It sounds cheesy, but I feel so incredibly grateful for what I do. I am continuously in awe of my clients and the way they show up for themselves and find that I receive so much energy when I work with groups. Hard days happen as life does, usually stemming from thoughts like “this won’t last” or “this isn’t sustainable.” I’ve learned that my triggers for getting in my own way show up by thinking too much about the future, or when expectations start to creep into my thinking. In those moments, I come back to my mindset practices. I tune in to play, gratitude, and ways to align myself with the way I want to feel – and what it would look like to feel that way – and then play the game of “acting as if” to make decisions from that place.
What are your words of advice and inspiration to someone who would like to take the leap of faith and try something new?
We can and will always find reasons not to do or try something. It is scary. It isn’t the right time. I don’t know enough. But the truth is that all those stories stem from past and future thinking, relying heavily on judgments of the past and expectations of the future. Living fully in the now happens when we get out of our way and give ourselves permission to be curious, and decide to be present with a mindset that cultivates determination and process rather than expectation and outcomes.

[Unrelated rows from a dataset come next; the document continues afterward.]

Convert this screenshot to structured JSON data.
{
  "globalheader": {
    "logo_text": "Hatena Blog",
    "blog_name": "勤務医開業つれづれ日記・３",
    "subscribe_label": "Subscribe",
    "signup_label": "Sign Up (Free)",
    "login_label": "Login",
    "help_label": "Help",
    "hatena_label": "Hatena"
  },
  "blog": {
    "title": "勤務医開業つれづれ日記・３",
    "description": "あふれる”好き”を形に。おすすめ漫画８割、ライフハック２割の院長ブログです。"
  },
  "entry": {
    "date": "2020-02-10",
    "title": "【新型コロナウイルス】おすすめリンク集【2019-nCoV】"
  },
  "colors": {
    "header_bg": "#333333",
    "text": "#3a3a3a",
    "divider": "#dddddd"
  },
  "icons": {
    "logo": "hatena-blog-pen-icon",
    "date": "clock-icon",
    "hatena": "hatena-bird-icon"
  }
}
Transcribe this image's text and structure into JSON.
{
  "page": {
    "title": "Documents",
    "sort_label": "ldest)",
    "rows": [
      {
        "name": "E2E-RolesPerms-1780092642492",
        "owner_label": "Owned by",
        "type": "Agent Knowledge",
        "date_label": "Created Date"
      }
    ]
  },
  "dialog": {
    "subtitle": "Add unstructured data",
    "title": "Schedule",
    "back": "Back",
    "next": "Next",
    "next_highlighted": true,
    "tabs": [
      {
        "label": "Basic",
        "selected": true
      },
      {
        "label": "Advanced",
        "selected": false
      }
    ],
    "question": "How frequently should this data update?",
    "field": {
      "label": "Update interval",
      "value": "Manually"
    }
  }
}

The other invitation I’d offer is that our inner strength and wisdom are our best teachers. Sometimes we need to get out of our way or slow down long enough to hear the inner knowing, but the thing I know for sure is that we have everything we need and crave within us. Even though you may not be able to see the other side, a life guided in the now, by inner strength and wisdom, is always the right path.
Fun facts: What are your favorite hobbies, foods, sports, and places to travel.
Travel is at the top of all my lists: anywhere where there is water and even better if there are mountains and water. Nuevo Vallarta, Mexico is my go-to sand vacation where I am ok with a week of reading and not much else. British Columbia and the Saguenay region of Quebec made an impression on my heart. Chilean Patagonia is a place I cannot wait to explore more. Istanbul, Turkey feels like a place I could live. I have several places I’ve always wanted to travel to – starting with Egypt which I’ve wanted to explore since I was in the 5th grade and had to write an essay in conjunction with a Kiwanis travel documentary series that I attended.
My favorite hobbies are yoga, stand up paddleboarding, hiking, and reading. I played tennis as a child and young adult and miss it. A few years ago I decided I wanted to learn to surf….what happened instead was that I learned to fall, epic belly flop style.
Elena Sonnino is a sought-after guide for living fully in the now to step into the spotlight of your life. As a life coach, speaker, and yoga teacher, her work is an invitation to unearth and attune to inner strength and wisdom. She inspires individuals and groups to remove self-imposed obstacles and explore the unexpected. ElenaSonnino.com